A Chinese chef has died after the severed head of an Indochinese spitting cobra he was preparing bit him twenty minutes after it was cut off.
Peng Fan had gone to throw the snake’s head in the bin when it bit him, with its fast acting venom working lethally before an anti-venom could be administered in the hospital, according to Daily Mail.
Screams coming from Fan, who was in the kitchen startled diners who were eating in the restaurant, one of which was 44-year old Lin Sun who was in company of Su his wife.
“We were in the restaurant having a meal for my wife’s birthday when suddenly there was a lot of commotion. We did not know what was happening but could hear screams coming from the kitchen.

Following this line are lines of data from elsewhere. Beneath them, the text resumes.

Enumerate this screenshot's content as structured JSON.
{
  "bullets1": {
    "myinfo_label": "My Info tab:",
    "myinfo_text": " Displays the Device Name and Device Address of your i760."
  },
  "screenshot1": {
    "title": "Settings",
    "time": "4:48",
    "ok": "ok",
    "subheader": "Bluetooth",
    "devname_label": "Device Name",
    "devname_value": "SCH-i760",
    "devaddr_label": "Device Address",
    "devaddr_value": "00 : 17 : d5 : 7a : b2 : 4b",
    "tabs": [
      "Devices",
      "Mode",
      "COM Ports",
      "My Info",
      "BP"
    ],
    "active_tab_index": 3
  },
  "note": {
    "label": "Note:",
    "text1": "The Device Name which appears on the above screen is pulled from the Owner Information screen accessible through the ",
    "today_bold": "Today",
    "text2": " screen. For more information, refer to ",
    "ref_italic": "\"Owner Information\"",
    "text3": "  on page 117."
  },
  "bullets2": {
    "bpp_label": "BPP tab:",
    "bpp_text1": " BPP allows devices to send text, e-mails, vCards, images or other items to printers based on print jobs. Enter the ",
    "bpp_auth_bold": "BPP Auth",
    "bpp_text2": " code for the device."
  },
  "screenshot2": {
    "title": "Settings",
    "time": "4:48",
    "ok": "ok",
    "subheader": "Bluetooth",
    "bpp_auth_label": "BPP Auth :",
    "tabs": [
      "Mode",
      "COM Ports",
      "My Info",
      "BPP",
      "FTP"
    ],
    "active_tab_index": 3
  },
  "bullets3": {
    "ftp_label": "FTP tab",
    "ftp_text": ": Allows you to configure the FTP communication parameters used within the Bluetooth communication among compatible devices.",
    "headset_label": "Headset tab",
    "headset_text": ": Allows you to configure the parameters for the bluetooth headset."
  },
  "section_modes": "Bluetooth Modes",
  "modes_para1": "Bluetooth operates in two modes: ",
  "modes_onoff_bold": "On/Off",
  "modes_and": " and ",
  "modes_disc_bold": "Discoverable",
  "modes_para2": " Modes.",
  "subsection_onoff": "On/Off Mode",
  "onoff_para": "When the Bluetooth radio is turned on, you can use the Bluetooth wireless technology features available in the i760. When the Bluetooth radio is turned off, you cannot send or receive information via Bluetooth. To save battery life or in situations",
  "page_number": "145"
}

There were calls for a doctor in the restaurant but unfortunately by the time medical assistance arrived the man had already died. After we heard that we did not continue with our meal,” Sun said.
A spokesman for the local police said: “It is a highly unusual case but it appears to be just an accident. He prepared the snake himself and was just unlucky. There was nothing that could be done to save the man. Only the anti-venom could have helped but this was not given in time. It was just a tragic accident.”
Yang Hong-Chang, a snake expert with over forty years experience in cobra studies explained that all reptiles were capable of functioning for about an hour, even after losing their entire body.
Mr Yang said: “It is perfectly possible that the head remained alive and bit Peng’s hand. By the time a snake has lost its head, it’s effectively dead as basic body functions have ceased, but there is still some reflexive action. It means snakes have the capability of biting and injecting venom even after the head has been severed.”
The Indochinese spitting cobra – or Naja siamensis – is also known as the Thai or black and white spitting cobra and is commonly found in South Asian countries like Cambodia, Laos, Burma, Thailand and Vietnam with lowlands, hills, plains and jungles as their preferred habitat.